Meanwhile, the weather is absolutely beautiful here in the northeast and we don't even need the air conditioner. But apparently a storm is brewing so that may not last for long. I didn't prepare as well as I should have for my Texas trip and went a long time between meals due to the long plane ride. I blame only myself and not the airline. They did have some "snacks" that were not gluten free -- nor were they all that healthy. Maybe we should hope that the airlines start offering fresh fruit on planes, which would be good for everyone.

Sunday was my grandson's fourth birthday. My daughter did the cooking and of course she knows about the diet, although she does not follow it herself. She replaced pasta in a lentil salad recipe with quinoa and it was delicious. That was the verdict of everyone present, not just me. Of course no one really knew what quinoa was, so I went through the drill about what it was, where it comes from and the health advantages for all.
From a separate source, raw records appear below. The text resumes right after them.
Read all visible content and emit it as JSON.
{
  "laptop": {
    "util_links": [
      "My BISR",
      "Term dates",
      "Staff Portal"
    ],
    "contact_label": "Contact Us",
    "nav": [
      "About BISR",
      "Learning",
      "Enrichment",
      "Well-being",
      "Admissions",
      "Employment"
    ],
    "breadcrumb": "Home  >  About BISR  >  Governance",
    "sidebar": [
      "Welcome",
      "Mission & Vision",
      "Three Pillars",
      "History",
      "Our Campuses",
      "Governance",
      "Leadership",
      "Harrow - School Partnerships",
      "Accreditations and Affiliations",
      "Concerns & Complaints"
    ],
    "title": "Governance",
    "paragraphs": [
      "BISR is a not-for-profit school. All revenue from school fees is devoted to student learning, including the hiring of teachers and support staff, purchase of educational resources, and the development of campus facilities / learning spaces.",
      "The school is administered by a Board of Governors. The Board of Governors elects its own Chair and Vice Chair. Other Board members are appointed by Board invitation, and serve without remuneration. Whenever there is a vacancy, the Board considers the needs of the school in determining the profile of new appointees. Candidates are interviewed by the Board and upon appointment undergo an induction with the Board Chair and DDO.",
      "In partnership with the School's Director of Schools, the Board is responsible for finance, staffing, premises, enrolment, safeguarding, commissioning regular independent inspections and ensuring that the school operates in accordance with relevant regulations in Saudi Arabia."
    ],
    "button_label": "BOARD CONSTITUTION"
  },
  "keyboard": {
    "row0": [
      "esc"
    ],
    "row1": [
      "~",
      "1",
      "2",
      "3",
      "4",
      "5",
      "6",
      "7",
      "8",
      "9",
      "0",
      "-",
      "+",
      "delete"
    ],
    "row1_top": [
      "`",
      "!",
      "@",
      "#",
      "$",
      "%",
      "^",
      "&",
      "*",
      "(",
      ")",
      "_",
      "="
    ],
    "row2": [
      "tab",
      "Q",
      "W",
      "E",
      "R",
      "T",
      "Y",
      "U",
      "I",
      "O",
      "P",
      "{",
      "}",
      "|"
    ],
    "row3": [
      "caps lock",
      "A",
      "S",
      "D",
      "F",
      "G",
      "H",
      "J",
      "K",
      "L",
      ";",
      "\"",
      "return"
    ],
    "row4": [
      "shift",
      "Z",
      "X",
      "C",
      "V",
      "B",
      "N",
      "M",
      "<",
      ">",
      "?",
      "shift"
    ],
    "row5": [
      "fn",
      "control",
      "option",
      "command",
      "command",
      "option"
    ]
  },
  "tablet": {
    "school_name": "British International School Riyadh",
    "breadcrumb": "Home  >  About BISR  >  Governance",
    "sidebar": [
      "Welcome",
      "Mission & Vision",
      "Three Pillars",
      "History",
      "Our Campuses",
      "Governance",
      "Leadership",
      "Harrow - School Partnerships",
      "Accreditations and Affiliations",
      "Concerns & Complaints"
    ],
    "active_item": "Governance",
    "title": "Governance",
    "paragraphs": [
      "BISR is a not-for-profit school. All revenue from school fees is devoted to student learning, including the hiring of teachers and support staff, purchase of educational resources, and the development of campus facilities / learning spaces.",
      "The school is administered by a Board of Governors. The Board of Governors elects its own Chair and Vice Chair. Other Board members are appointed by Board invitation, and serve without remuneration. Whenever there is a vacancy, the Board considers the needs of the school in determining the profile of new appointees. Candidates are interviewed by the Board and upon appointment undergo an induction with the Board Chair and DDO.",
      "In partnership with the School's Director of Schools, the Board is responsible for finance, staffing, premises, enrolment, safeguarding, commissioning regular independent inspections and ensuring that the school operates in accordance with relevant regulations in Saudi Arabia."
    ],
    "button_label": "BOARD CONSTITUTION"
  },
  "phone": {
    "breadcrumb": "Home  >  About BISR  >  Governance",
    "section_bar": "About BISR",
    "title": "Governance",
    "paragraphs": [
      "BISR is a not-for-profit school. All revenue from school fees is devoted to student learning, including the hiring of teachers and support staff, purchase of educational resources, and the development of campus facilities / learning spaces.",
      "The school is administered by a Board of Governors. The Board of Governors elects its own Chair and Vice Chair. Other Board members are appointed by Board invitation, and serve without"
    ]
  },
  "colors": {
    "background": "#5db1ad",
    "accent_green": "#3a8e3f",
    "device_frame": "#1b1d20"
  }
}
My great meals came to an abrupt halt today. Since I had been gone, there was little food at home so yogurt was all I had for breakfast and a peanut butter and jelly sandwich for lunch. Dinner won't be terrific either! But I'll survive, I'm sure.
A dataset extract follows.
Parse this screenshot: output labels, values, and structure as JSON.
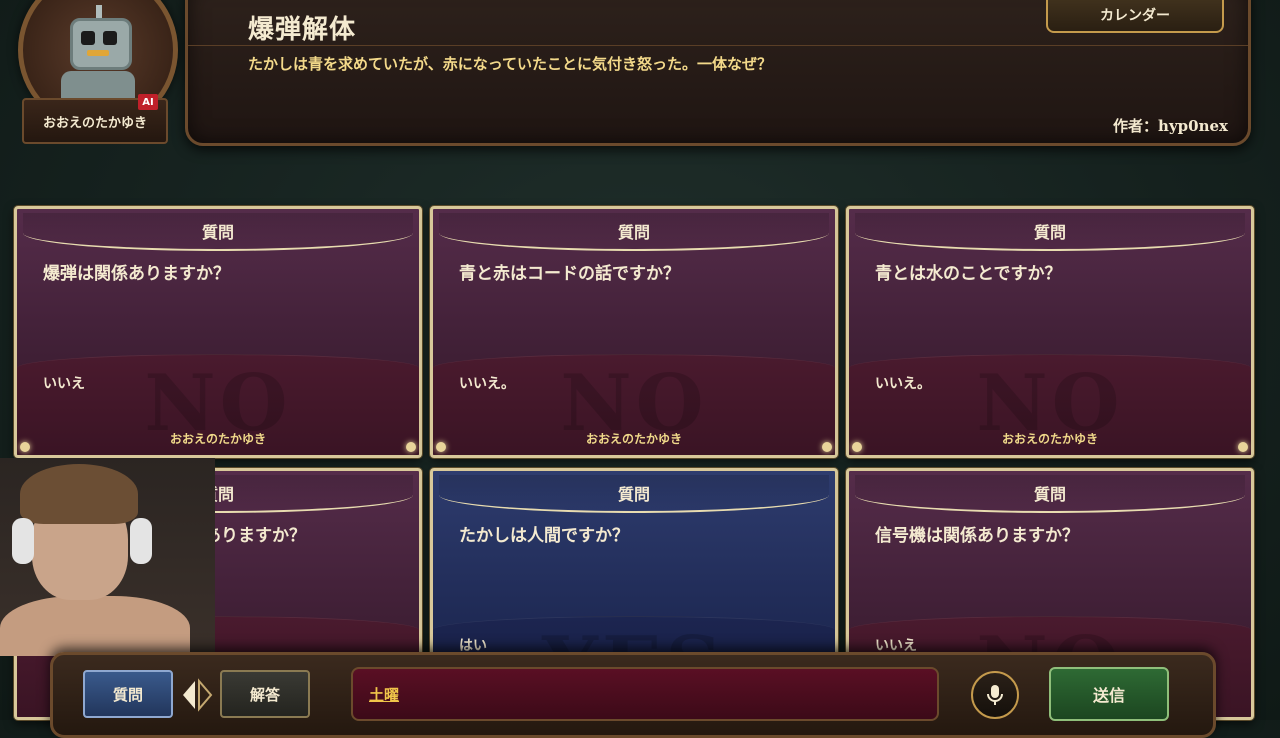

This is my first blog and it was fun to do. I am really not familiar with the blogging world and it still boggles my mind that anyone might be interested in the things I do, but I guess some are. As we say here, "thanks for listening."


Friday, August 1, 2008
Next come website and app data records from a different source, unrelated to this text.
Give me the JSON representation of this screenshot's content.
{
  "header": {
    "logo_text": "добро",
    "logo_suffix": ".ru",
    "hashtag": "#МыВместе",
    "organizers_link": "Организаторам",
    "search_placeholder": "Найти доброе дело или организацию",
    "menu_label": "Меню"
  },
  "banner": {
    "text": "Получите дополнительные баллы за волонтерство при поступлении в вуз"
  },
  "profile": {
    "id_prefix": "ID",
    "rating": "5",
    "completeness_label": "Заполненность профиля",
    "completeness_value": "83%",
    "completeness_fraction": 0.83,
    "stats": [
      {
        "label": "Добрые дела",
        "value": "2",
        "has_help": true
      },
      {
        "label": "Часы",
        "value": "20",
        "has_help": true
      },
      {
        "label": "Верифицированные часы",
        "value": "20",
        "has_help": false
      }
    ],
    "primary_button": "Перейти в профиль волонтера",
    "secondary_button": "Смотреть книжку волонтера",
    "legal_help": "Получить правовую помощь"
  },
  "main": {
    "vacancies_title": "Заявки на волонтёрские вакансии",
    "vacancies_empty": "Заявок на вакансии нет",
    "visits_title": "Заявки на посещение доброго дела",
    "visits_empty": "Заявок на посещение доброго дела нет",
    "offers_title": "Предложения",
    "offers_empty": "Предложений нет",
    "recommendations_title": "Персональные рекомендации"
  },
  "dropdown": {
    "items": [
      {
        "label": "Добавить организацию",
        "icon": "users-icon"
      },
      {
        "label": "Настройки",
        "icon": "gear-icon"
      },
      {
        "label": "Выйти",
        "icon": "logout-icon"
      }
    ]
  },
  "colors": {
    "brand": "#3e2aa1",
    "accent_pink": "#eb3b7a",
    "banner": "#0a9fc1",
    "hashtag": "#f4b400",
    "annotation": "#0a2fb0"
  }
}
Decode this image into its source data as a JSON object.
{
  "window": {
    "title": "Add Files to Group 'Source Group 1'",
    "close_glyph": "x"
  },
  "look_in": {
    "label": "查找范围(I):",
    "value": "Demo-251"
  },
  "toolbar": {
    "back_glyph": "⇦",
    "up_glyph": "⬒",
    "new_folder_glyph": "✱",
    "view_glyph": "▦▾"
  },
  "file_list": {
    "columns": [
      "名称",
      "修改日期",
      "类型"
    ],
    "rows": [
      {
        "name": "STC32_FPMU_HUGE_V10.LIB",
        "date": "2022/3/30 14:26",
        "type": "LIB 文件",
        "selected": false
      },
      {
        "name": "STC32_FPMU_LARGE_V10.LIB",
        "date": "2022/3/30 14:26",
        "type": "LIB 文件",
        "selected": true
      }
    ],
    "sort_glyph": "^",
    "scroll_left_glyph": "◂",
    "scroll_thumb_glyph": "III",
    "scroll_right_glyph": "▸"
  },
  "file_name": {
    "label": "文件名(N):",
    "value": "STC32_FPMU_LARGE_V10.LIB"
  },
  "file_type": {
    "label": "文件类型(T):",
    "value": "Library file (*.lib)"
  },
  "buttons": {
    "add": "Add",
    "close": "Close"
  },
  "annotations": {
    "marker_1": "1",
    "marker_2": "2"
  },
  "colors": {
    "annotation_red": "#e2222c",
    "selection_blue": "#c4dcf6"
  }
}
A Yankee Stadium Gluten-Free Moment

My name is Kendall Egan and I have enjoyed working on advertising and marketing with Gluten-Free Living since 2003. I am very proud of what we have been able to accomplish and I feel so 21st century now that I am a "blogger."

A diagnosis of celiac disease over ten years ago was a very important turning point for me. I was fortunate enough to return to health on a gluten-free diet. My son was diagnosed just after his third birthday and that was an even bigger turning point. A hungry, growing boy who attends birthday parties, team dinners and sleepovers needs lots of bread, cookies, cupcakes, pizza and pasta. Baking became a serious part of my life.

The little triumphs of making life "normal" are extremely satisfying and the little defeats of not achieving "normal" bum me out! I try to learn from both good and not so good gluten-free moments. With my apologies to Ann Whelan, a NY Met fan, the Egan’s are NY Yankee fans. I had one unforgettable gluten-free moment at a Yankee game two season’s ago.

In the 2005 season, my husband, four kids and I attended five or six games. Before the new stadium construction began, we parked in the same lot and visited the same hot dog vendor each game for our dinner. These were the “world famous” Ozzie Dogs. The celiacs in our family would buy a hot dog slit down the middle with ketchup, potato sticks and no bun.

Our “chef de hot dog cuisine” would carefully wrap it up in the waxy serving tissues so that Brett and I could hold it and munch away without ending up in a ketchup-y mess.

When we attended our first game of the 2006 season, we parked in our same lot and walked up to the Ozzie Dog cart. The woman said hello and asked us how we had been. She was always friendly, and I chatted back. She then asked, “Now which of you gets the bun-less Ozzie Dog slit down the middle with ketchup and potato sticks?”

My brain started whirring….it had been one year since we had been to a game, there are eighty home games per year, roughly 40,000 attendees per game and countless patrons who visit the Ozzie Dog stand. I don’t remember where I put my car keys on a daily basis, yet this woman remembered that someone in my family needed a special hot dog.

After I scooped my jaw off the ground, I asked her how she could possibly remember us out of the thousands of people who buy hot dogs from her cart. Her response was, “Your kids always said thank you and it’s not every day someone asks for a hot dog with no bun.”

It was one of those nice little triumphs, our special order hot dogs and nice manners made us unforgettable.
Kendall Egan